Schurz High School students spent a day with the Illinois Council for Handgun Violence learning about handgun issues and made important connections to the values and work of Martin Luther King. By the end of the project, students wrote letters to legislators addressing issues such as bullying, domestic violence and handgun violence. A few of the students mentioned how they never had much of a chance to discuss these problems before or take specific steps to address them.
Other CPS students volunteered at the DuSable Museum of African American History on King Day, worked with Kids Off The Block on a violence prevention campaign, joined the Council on American and Islamic Relations on an anti-discrimination campaign, and served senior citizens breakfast and interviewed them about their own experiences during the civil rights movement of the 1960’s.
More than 20 students groups from CPS participated in the Martin Luther King, Jr. Month of Social Action.  They learned about the work of King and the civil rights leaders by exploring various organizing strategies, connected their learning to work in their communities, and participated in follow-up discussions to debrief their experiences.  King said that the “arc of the moral universe is long, but it bends toward justice.”  CPS students lived out that faith during January by working in their communities to bring more understanding, more compassion, more justice. 

Monday, March 4, 2013

Hancock and Lincoln Park Students Kick-Off Cesar Chavez Month of Service
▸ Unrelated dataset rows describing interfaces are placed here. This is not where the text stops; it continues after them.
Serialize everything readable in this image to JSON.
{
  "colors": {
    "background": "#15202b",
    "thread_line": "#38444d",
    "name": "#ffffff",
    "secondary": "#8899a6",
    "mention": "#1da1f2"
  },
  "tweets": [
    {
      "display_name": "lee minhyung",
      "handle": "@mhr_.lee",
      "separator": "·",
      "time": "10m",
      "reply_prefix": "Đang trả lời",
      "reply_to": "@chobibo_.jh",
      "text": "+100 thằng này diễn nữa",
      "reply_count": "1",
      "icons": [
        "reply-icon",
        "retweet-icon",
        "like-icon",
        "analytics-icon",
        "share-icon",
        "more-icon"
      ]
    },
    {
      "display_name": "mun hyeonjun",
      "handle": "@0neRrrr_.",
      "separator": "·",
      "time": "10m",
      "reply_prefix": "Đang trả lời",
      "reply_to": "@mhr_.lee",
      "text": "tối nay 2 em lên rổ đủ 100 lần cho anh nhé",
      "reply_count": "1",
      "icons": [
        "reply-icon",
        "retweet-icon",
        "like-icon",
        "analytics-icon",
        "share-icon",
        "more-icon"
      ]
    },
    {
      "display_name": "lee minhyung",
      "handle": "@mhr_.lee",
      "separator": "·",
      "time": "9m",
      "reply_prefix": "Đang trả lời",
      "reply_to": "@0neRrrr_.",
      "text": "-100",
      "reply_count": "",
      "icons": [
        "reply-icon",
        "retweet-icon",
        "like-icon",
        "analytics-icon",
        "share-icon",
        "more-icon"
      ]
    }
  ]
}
Students from Lincoln Park and Hancock High Schools spent their Saturday mornings kicking off the 8th annual CPS Cesar E. Chavez Month of Service.  Each year students from across the city participate in service projects designed to honor the life and legacy of our great civil rights leader, Cesar E. Chavez.  Chavez founded the United Farm Workers union at a time when most critics said it was impossible to organize poor migrant workers who toiled to bring produce to American tables.  Chavez' response:  Si, se puede.  Indeed, using non-violent strategies learned from Martin Luther King, Jr. and Mahatma Gandhi, Chavez organized in the southwest and the work impacted the entire country.

Hancock students "playing for peace"
Students from Hancock High School spent their Saturday morning on March 2, working with the non-profit organization Play for Peace.  The goal of Play for Peace is to bring groups together to learn how to build peace through cooperative games.   Hancock students learned about leadership, cooperation, collaboration, and the spirit of non-violence and were challenged to bring their new skills back to their high school to carry forward the tradition of Cesar E. Chavez. 

While Hancock students were hard at work, World Language students from Lincoln Park were paired with adults studying the citizenship exam at Erie Neighborhood House in Bucktown.  While students coached the adults on the exam (100 questions about American government and history), they also had the opportunity to practice their language skills and interview the prospective citizens about their journeys to America. 

More than 50 student groups will be serving throughout the city during March, to celebrate the spirit of Cesar Chavez through service.  April 6 will feature the culminating activity in Pilsen where students will create various works of art to remember Chavez and his work then march peacefully through the streets of Pilsen to commemorate the fasts and marches of the Chavez and the United Farm Workers.  

Lincoln Park students working with immigrants to prepare for citizenship exams